The Socialist supports the right of individuals to be part of any religion, or none, free from discrimination and oppression. At the same time we defend freedom of speech, including through satire. This isn't just for cultural reasons but also because censorship can and will be used against trade union activists and socialists by state institutions, hampering our ability to expose exploitation and class interests.
This doesn't mean there should be no boundaries. Few people would support turning a blind eye to material that deliberately and consciously promotes rabid racism or sexism, for example.
However, who decides what is not acceptable? We can't trust censorship bodies appointed by governments that are at present almost entirely composed of pro-capitalist, pro-austerity politicians. The boundaries of what is acceptable should be democratically decided, which in a socialist society would be by regularly elected representatives of ordinary people, subject to recall at any time.
Countering terrorism is not largely the task of 'moderate' Muslims as some commentators argue. The very small minority in society who consider turning to it can come from any background, for instance Norway in 2011 saw far-right terrorist Anders Breivik kill 77 people in a shooting spree.
Instead, unity and leadership by working class people is essential. Mass movements of workers, the unemployed, pensioners etc, acting together in an organised way for improvements in living standards and challenging the whole agenda of capitalist governments, can and will turn the tide against the growing threat of terrorism.
Terrorism will not be eliminated by the capitalist ruling classes and governments; they have created the conditions for it in the first place and are now incapable of removing them. No amount of increased state repression by them will end the threat.
The ongoing crisis of the world economy leads governments to be even more hell-bent on launching attacks on the majority, and is serving to increase imperialist division and armed conflict. In France, Britain and across the globe, new mass workers' parties need to be built, putting forward socialist ideas that can show the only way out of this nightmare scenario.
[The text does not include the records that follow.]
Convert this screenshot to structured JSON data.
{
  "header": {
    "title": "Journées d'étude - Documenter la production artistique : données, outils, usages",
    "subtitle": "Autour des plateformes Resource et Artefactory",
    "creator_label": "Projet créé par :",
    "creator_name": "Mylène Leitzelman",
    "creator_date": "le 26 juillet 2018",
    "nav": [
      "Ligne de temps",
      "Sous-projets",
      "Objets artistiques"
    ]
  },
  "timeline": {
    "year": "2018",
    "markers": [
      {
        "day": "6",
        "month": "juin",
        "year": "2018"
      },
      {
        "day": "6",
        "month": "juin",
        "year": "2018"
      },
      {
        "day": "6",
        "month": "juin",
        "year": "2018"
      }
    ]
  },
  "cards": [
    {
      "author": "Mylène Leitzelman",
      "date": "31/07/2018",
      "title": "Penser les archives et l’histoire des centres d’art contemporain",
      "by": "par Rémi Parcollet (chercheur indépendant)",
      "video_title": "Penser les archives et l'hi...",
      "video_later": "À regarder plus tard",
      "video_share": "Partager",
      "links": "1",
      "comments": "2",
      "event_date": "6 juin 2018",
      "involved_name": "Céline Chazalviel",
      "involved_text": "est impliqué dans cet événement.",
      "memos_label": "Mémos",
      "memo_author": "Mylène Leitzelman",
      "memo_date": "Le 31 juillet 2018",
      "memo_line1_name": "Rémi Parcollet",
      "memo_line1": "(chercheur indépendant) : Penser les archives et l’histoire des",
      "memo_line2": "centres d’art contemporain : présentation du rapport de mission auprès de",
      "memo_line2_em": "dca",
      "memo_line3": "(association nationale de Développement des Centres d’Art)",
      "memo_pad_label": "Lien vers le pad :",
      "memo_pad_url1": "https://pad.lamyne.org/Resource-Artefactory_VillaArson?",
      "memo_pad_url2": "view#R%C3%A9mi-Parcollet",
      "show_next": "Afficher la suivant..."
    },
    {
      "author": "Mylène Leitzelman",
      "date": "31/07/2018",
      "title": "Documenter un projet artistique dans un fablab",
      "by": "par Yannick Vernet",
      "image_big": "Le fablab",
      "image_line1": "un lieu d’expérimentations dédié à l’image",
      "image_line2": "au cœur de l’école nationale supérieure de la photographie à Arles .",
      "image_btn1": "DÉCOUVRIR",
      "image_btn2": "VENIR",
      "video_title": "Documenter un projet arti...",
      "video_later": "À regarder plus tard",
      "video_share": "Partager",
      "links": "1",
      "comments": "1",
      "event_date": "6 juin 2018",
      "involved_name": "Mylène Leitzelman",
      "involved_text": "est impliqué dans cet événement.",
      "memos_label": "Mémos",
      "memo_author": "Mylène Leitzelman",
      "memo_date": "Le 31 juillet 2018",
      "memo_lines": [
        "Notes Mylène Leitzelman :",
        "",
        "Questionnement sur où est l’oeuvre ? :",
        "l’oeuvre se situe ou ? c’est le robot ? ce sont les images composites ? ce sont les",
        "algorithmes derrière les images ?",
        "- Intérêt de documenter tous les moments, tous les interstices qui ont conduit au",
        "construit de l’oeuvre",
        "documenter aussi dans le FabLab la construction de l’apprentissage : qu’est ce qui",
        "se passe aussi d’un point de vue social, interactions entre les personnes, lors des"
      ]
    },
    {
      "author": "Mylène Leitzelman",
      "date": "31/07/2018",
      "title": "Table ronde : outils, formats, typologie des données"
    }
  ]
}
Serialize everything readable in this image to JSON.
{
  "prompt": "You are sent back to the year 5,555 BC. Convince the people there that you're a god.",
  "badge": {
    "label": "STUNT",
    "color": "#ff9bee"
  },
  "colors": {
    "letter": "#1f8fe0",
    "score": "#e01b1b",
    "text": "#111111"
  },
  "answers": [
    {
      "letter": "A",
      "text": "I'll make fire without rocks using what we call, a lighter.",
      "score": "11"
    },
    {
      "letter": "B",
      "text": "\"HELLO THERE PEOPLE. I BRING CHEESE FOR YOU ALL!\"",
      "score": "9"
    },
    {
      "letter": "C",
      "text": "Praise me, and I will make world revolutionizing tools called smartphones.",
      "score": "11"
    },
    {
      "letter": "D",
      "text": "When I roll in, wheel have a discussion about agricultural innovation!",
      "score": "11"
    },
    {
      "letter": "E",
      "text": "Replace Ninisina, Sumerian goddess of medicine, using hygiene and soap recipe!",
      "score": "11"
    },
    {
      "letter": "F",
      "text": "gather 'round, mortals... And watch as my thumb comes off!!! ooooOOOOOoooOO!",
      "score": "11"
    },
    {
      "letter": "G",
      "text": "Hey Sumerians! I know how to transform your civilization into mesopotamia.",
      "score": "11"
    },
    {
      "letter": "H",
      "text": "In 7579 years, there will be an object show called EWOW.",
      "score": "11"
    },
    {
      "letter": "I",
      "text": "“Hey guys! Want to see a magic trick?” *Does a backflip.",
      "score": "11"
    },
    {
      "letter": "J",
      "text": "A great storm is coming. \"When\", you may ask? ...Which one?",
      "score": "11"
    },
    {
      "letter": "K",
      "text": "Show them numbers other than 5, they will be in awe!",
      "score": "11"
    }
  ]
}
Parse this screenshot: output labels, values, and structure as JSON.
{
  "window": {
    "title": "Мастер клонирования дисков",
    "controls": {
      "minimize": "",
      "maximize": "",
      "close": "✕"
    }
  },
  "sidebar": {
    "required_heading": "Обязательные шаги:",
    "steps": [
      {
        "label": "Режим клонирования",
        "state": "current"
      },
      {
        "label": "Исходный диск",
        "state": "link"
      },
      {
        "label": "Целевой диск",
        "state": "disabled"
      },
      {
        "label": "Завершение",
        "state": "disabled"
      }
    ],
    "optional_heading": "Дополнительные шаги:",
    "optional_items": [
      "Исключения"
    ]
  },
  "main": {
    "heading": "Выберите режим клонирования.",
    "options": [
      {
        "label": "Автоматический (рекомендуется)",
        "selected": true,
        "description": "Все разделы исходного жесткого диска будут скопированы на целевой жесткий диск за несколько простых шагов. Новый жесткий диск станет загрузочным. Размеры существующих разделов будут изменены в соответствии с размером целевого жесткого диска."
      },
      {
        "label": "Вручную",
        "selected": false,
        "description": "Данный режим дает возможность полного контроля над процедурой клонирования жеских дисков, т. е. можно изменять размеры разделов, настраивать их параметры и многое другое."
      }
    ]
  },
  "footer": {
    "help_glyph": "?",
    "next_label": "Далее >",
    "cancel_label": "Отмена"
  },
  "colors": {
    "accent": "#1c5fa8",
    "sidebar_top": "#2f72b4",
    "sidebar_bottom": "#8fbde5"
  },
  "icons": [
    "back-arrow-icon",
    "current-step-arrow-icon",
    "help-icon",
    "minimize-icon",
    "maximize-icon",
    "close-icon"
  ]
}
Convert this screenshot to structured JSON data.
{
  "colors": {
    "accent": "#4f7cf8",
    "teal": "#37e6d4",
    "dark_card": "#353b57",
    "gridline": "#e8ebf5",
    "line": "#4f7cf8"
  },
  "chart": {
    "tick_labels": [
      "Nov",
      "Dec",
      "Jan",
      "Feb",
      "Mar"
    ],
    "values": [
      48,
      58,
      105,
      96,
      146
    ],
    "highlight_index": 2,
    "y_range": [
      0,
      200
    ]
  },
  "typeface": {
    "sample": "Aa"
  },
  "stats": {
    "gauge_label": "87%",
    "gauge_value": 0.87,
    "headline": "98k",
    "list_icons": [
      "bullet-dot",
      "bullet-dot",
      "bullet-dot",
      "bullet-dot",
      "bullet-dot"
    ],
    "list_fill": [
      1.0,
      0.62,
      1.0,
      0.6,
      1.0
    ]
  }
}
Public ownership of the key industries, socialist economic planning and democratic decision making at all levels of society would lay the basis for ending war, oppression, exploitation, poverty, and terrorism on a permanent basis.